Gaga’s therapeutic message seems at odds with the visuals of her art. On one hand you have the Gaga persona of a polite young woman on Good Morning America encouraging young people who are being bullied to believe in themselves and pursue their dreams. On the other hand, we have the Gaga persona appearing on stage and in music videos blending images of sex, death, and violence. Cultural critic Camille Paglia speculates that Gaga represents the death of sex, noting, “Despite showing acres of pallid flesh in the fetish-bondage garb of urban prostitution, Gaga isn’t sexy at all—she’s like a gangly marionette or plasticised android. How could a figure so calculated and artificial, so clinical and strangely antiseptic, so stripped of genuine eroticism have become the icon of her generation? Can it be that Gaga represents the exhausted end of the sexual revolution?”
I am not sure that Gaga represents the death of sex. Rather I think that her art resonates with a generation whose worldview is shaped by a torrent of media in which sex and violence are inextricably linked.
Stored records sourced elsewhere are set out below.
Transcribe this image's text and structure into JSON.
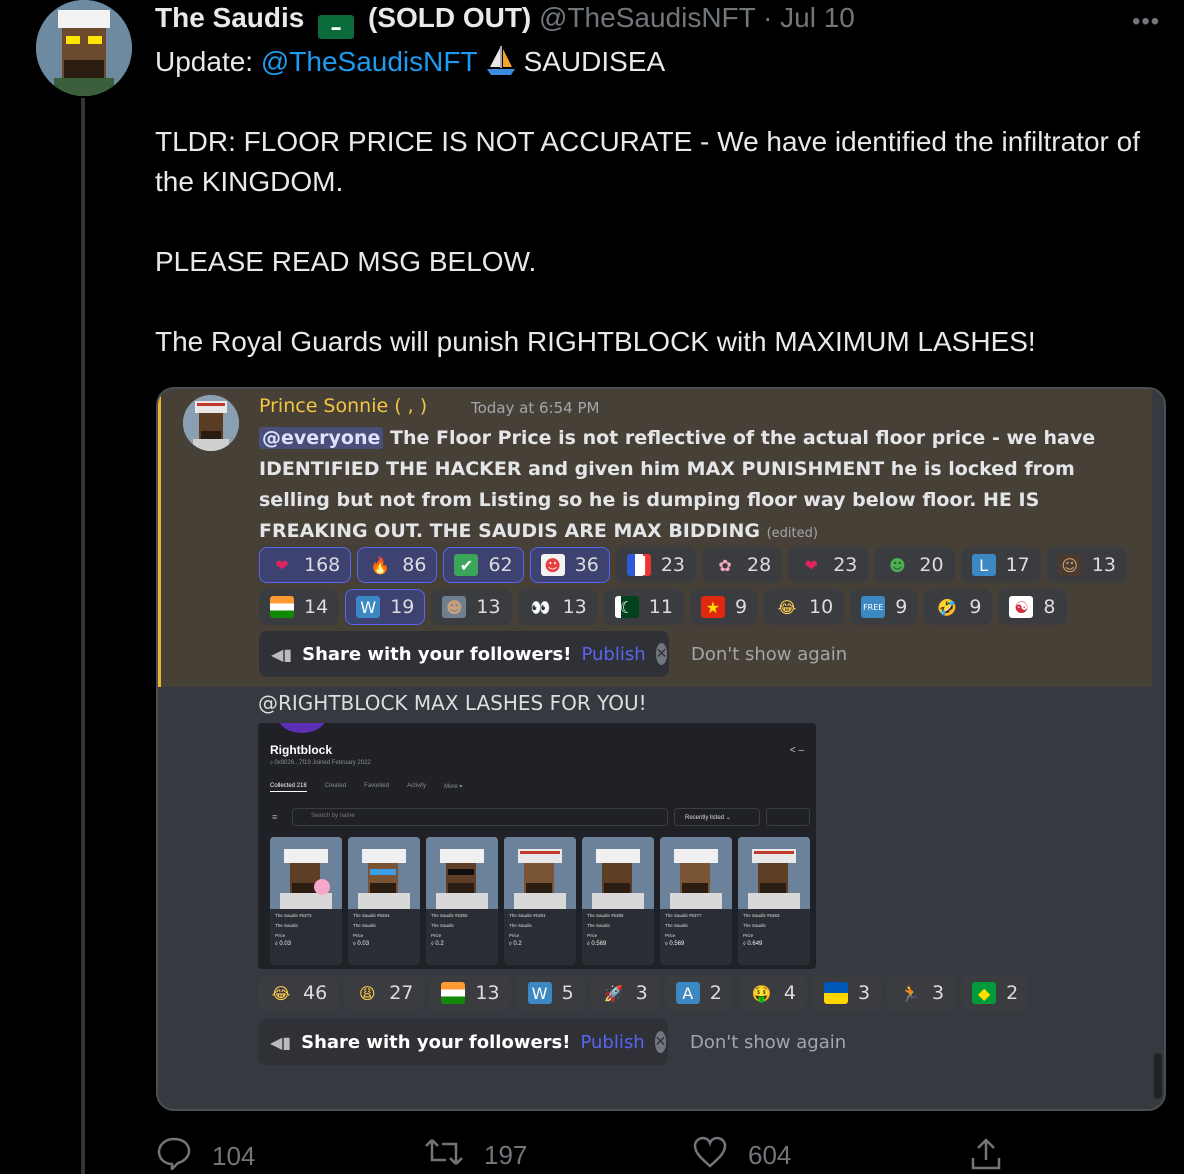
{
  "tweet": {
    "author_name": "The Saudis",
    "author_flag": "SA",
    "author_suffix": "(SOLD OUT)",
    "handle": "@TheSaudisNFT",
    "dot": "·",
    "date": "Jul 10",
    "line1_prefix": "Update: ",
    "line1_mention": "@TheSaudisNFT",
    "line1_suffix": "SAUDISEA",
    "para2": "TLDR: FLOOR PRICE IS NOT ACCURATE - We have identified the infiltrator of the KINGDOM.",
    "para3": "PLEASE READ MSG BELOW.",
    "para4": "The Royal Guards will punish RIGHTBLOCK with MAXIMUM LASHES!",
    "actions": {
      "reply_count": "104",
      "retweet_count": "197",
      "like_count": "604"
    }
  },
  "discord": {
    "author": "Prince Sonnie ( , )",
    "time": "Today at 6:54 PM",
    "everyone": "@everyone",
    "body": " The Floor Price is not reflective of the actual floor price - we have IDENTIFIED THE HACKER and given him MAX PUNISHMENT he is locked from selling but not from Listing so he is dumping floor way below floor. HE IS FREAKING OUT. THE SAUDIS ARE MAX BIDDING",
    "edited": "(edited)",
    "reactions_row1": [
      {
        "icon": "heart",
        "count": "168",
        "me": true
      },
      {
        "icon": "fire",
        "count": "86",
        "me": true
      },
      {
        "icon": "check",
        "count": "62",
        "me": true
      },
      {
        "icon": "clown",
        "count": "36",
        "me": true
      },
      {
        "icon": "flag-fr",
        "count": "23",
        "me": false
      },
      {
        "icon": "brain",
        "count": "28",
        "me": false
      },
      {
        "icon": "heart",
        "count": "23",
        "me": false
      },
      {
        "icon": "pepe",
        "count": "20",
        "me": false
      },
      {
        "icon": "letter-l",
        "count": "17",
        "me": false
      },
      {
        "icon": "face",
        "count": "13",
        "me": false
      }
    ],
    "reactions_row2": [
      {
        "icon": "flag-in",
        "count": "14",
        "me": false
      },
      {
        "icon": "letter-w",
        "count": "19",
        "me": true
      },
      {
        "icon": "pixel-saudi",
        "count": "13",
        "me": false
      },
      {
        "icon": "eyes",
        "count": "13",
        "me": false
      },
      {
        "icon": "flag-pk",
        "count": "11",
        "me": false
      },
      {
        "icon": "flag-cn",
        "count": "9",
        "me": false
      },
      {
        "icon": "laugh",
        "count": "10",
        "me": false
      },
      {
        "icon": "free",
        "count": "9",
        "me": false
      },
      {
        "icon": "rofl",
        "count": "9",
        "me": false
      },
      {
        "icon": "flag-kr",
        "count": "8",
        "me": false
      }
    ],
    "share_text": "Share with your followers!",
    "publish": "Publish",
    "dont_show": "Don't show again",
    "msg2_text": "@RIGHTBLOCK MAX LASHES FOR YOU!",
    "reactions_row3": [
      {
        "icon": "laugh",
        "count": "46"
      },
      {
        "icon": "cry-laugh",
        "count": "27"
      },
      {
        "icon": "flag-in",
        "count": "13"
      },
      {
        "icon": "letter-w",
        "count": "5"
      },
      {
        "icon": "rocket",
        "count": "3"
      },
      {
        "icon": "letter-a",
        "count": "2"
      },
      {
        "icon": "money-face",
        "count": "4"
      },
      {
        "icon": "flag-ua",
        "count": "3"
      },
      {
        "icon": "running",
        "count": "3"
      },
      {
        "icon": "flag-br",
        "count": "2"
      }
    ],
    "share_text2": "Share with your followers!",
    "publish2": "Publish",
    "dont_show2": "Don't show again"
  },
  "screenshot": {
    "title": "Rightblock",
    "address": "⬨ 0x8026...7f19   Joined February 2022",
    "share_icon": "<  –",
    "tabs": [
      "Collected 218",
      "Created",
      "Favorited",
      "Activity",
      "More ▾"
    ],
    "search_placeholder": "Search by name",
    "sort": "Recently listed",
    "nfts": [
      {
        "name": "The Saudis #5373",
        "collection": "The Saudis",
        "price_label": "Price",
        "price": "⬨ 0.03"
      },
      {
        "name": "The Saudis #5264",
        "collection": "The Saudis",
        "price_label": "Price",
        "price": "⬨ 0.03"
      },
      {
        "name": "The Saudis #5350",
        "collection": "The Saudis",
        "price_label": "Price",
        "price": "⬨ 0.2"
      },
      {
        "name": "The Saudis #5381",
        "collection": "The Saudis",
        "price_label": "Price",
        "price": "⬨ 0.2"
      },
      {
        "name": "The Saudis #5385",
        "collection": "The Saudis",
        "price_label": "Price",
        "price": "⬨ 0.569"
      },
      {
        "name": "The Saudis #5377",
        "collection": "The Saudis",
        "price_label": "Price",
        "price": "⬨ 0.569"
      },
      {
        "name": "The Saudis #5363",
        "collection": "The Saudis",
        "price_label": "Price",
        "price": "⬨ 0.649"
      }
    ]
  }
}
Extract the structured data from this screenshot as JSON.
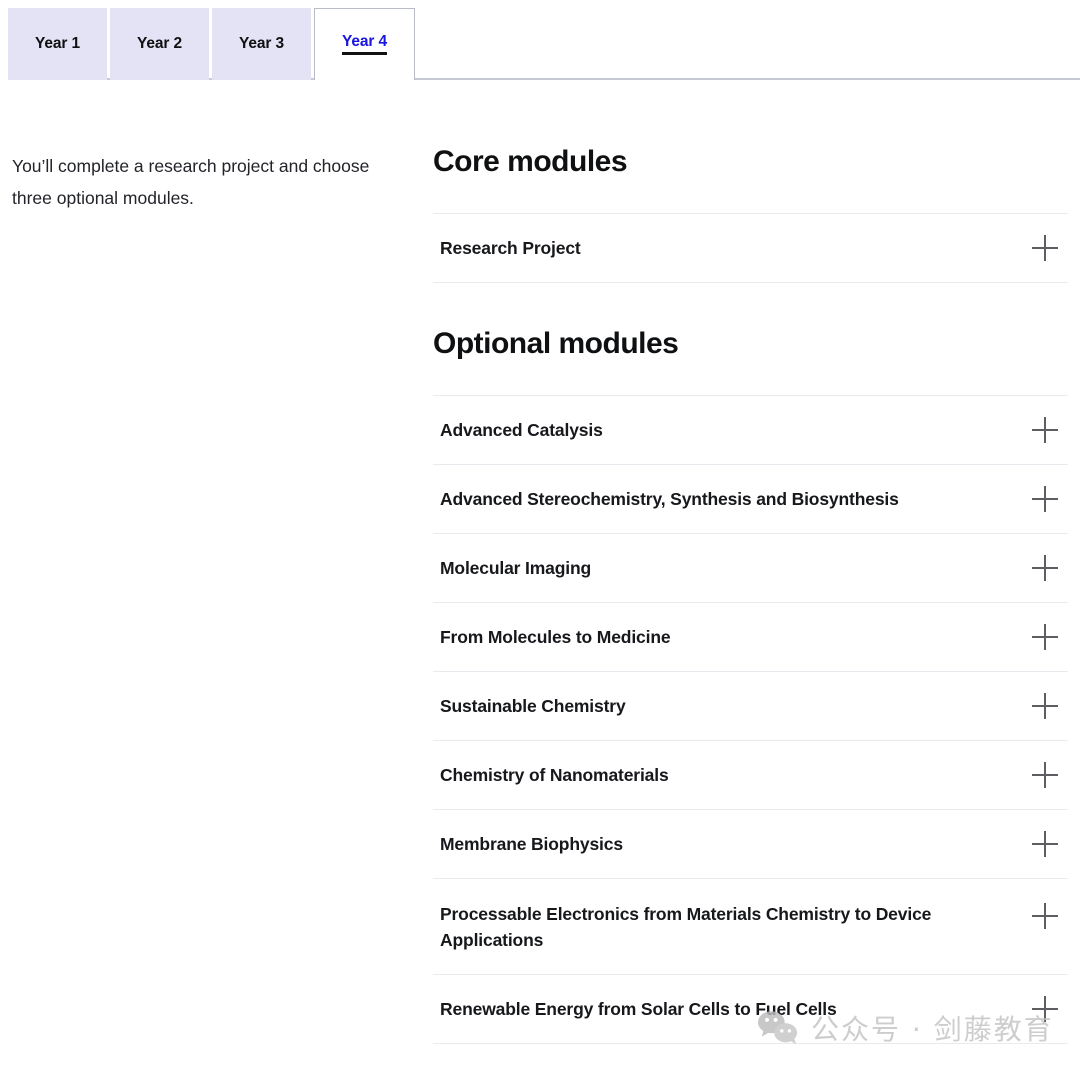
{
  "tabs": [
    {
      "label": "Year 1",
      "active": false
    },
    {
      "label": "Year 2",
      "active": false
    },
    {
      "label": "Year 3",
      "active": false
    },
    {
      "label": "Year 4",
      "active": true
    }
  ],
  "intro": {
    "text": "You’ll complete a research project and choose three optional modules."
  },
  "sections": {
    "core": {
      "heading": "Core modules",
      "items": [
        {
          "title": "Research Project",
          "toggle_icon": "plus-icon"
        }
      ]
    },
    "optional": {
      "heading": "Optional modules",
      "items": [
        {
          "title": "Advanced Catalysis",
          "toggle_icon": "plus-icon"
        },
        {
          "title": "Advanced Stereochemistry, Synthesis and Biosynthesis",
          "toggle_icon": "plus-icon"
        },
        {
          "title": "Molecular Imaging",
          "toggle_icon": "plus-icon"
        },
        {
          "title": "From Molecules to Medicine",
          "toggle_icon": "plus-icon"
        },
        {
          "title": "Sustainable Chemistry",
          "toggle_icon": "plus-icon"
        },
        {
          "title": "Chemistry of Nanomaterials",
          "toggle_icon": "plus-icon"
        },
        {
          "title": "Membrane Biophysics",
          "toggle_icon": "plus-icon"
        },
        {
          "title": "Processable Electronics from Materials Chemistry to Device Applications",
          "toggle_icon": "plus-icon"
        },
        {
          "title": "Renewable Energy from Solar Cells to Fuel Cells",
          "toggle_icon": "plus-icon"
        }
      ]
    }
  },
  "watermark": {
    "icon": "wechat-icon",
    "text": "公众号 · 剑藤教育"
  },
  "colors": {
    "tab_inactive_bg": "#e4e3f5",
    "tab_active_text": "#1a14e0",
    "divider": "#e7eaee",
    "plus_icon": "#5d5d62",
    "heading_text": "#0f1012"
  }
}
Gaga’s music and art is designed for a generation for whom sexual abuse is the norm and hardcore pornography is part of the wallpaper of everyday life. These teens and young adults inhabit a world in which sex is no longer just about overexcited teenage hormones, but rather is an avenue toward social power. Gaga resonates with those navigating gender confusion, sexual dysfunction, the reality of absent parents, and who face the specter of self-harm. The illogical disconnect between Gaga’s feel-good therapeutic message on daytime TV and the Dionysian themes of her performance art makes perfect sense to a conflicted generation who some days want to reach for the stars and other days just want to lie in the gutter, wasted.
Mark Sayers is the senior leader of Red Church in Melbourne, Australia, as well as being the creative director of Uber Ministries. He is the author of The Trouble with Paris: Following Jesus in a World of Plastic Promises (Thomas Nelson, 2008), The Vertical Self: How Biblical Faith Can Help Us Discover Who We Are in an Age of Self Obsession (Thomas Nelson, 2010), and, most recently, The Road Trip That Changed the World: The Unlikely Theory That Will Change How You View Culture, The Church, and Most Importantly Yourself (Moody, 2011).